After taking the aggressive steps to acquire Chris Archer and Keone Kela last summer with an eye on contending in 2019, they've done little to improve in a market that was tailor-made for a small-market team to pounce on potential bargains.
A last-place finish seems just as likely as wild-card contention.
Just behind that duo we have a pair of 2018 playoff teams in the Cleveland Indians (-5) and Colorado Rockies (-5).
Props to the Rockies on extending Nolan Arenado, and the Indians still have arguably the best starting rotation in baseball, but has either team done anything to improve this offseason?

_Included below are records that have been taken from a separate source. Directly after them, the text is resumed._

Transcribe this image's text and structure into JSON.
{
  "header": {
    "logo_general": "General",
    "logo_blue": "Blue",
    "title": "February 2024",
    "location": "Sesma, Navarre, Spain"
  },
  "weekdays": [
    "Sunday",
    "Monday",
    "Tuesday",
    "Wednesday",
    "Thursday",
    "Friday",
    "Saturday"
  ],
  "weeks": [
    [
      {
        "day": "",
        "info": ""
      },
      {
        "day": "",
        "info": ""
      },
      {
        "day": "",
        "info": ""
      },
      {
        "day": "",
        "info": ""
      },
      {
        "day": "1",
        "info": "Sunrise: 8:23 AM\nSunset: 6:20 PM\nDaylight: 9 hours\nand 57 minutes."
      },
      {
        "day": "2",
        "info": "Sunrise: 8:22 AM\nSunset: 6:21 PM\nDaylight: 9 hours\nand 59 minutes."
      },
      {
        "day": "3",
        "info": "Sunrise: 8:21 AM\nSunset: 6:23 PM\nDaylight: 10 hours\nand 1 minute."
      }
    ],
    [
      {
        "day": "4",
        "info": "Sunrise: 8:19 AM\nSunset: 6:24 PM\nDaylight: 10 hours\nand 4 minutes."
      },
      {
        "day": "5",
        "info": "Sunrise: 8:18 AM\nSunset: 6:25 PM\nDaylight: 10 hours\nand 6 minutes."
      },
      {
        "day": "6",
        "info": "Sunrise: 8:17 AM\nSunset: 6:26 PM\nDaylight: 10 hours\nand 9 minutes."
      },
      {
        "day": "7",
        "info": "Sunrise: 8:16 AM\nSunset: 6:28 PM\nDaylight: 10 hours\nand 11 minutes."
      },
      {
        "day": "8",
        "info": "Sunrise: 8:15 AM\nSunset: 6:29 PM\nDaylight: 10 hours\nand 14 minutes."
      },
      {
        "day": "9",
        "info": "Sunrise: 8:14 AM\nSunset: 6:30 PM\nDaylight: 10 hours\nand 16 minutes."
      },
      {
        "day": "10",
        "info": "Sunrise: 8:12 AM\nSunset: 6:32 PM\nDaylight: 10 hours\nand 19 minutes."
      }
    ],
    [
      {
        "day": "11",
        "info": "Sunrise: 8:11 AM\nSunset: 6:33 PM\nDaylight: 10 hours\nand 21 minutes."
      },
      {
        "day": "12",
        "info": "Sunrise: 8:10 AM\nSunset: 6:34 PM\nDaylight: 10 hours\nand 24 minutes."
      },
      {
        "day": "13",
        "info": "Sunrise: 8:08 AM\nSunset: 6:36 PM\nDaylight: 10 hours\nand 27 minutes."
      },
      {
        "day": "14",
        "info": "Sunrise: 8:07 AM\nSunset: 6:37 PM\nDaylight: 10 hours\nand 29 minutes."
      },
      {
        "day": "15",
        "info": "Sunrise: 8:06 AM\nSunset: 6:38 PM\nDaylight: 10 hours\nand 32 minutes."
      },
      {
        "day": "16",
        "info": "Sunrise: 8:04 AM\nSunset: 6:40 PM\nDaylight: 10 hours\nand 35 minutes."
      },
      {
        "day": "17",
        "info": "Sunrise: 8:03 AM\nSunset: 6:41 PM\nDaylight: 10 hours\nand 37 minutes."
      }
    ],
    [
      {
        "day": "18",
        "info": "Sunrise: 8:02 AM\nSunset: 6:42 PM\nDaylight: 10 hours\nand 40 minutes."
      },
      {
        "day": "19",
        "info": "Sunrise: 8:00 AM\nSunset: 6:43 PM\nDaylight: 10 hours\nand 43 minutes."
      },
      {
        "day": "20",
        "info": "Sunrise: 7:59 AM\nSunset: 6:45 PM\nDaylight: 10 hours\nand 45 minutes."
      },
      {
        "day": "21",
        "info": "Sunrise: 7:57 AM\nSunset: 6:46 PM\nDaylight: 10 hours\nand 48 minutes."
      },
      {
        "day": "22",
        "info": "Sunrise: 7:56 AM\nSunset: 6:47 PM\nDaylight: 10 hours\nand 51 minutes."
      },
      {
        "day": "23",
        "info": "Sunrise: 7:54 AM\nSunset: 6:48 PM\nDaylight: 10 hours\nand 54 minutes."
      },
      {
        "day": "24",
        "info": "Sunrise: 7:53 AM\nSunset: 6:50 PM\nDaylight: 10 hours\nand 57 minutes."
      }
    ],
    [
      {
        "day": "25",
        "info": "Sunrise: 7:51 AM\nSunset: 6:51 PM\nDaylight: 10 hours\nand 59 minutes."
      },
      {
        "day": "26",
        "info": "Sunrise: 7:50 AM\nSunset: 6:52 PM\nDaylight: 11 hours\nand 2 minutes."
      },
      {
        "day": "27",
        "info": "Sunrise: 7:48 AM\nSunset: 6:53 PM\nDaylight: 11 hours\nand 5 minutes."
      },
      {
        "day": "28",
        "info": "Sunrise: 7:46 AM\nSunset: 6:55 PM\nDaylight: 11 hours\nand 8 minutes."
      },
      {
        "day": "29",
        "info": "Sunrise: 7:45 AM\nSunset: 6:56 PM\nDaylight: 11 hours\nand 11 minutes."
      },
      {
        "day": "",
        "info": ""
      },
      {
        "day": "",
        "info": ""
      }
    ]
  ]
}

The Indians cited payroll limitations and offloaded Yan Gomes, Yonder Alonso and Edwin Encarnacion. When your window of contention is wide open, you don't cut costs. You find a way to get better.
The ramifications of swapping out Gomes for a platoon of Kevin Plawecki and Roberto Perez could be sweeping. The outfield of Greg Allen, Leonys Martin and Tyler Naquin might be the worst in baseball, and the bullpen lost Cody Allen and Andrew Miller.
They're still the best team in the AL Central, but that speaks more to the state of the division than anything.
As for the Rockies, they did sign Daniel Murphy to replace DJ LeMahieu, but does an offense-for-defense move really make sense?
More importantly, nothing was done to address the loss of their best reliever, Adam Ottavino. That means the team is banking on bounce-back seasons from Jake McGee and Bryan Shaw—a risky proposition to say the least.
The Seattle Mariners (-5) also dropped five places, but this offseason was a win.
While their short-term outlook has declined, this was a long overdue retooling of the core, and it brought back some sorely needed prospect depth.
If Yusei Kikuchi and Marco Gonzales can prove they're long-term pieces and Mitch Haniger can continue his ascent to stardom, there's a good core in place to build around.
Interestingly, four of the five AL West teams fell in the rankings, and the Los Angeles Angels only climbed one spot. Maybe retooling over rebuilding is the right move for Seattle.
How teams rose and fell based on expectations entering the offseason won't have any bearing on the grand scheme of things in 2019, but it does help illustrate how outlooks have changed based on winter activity.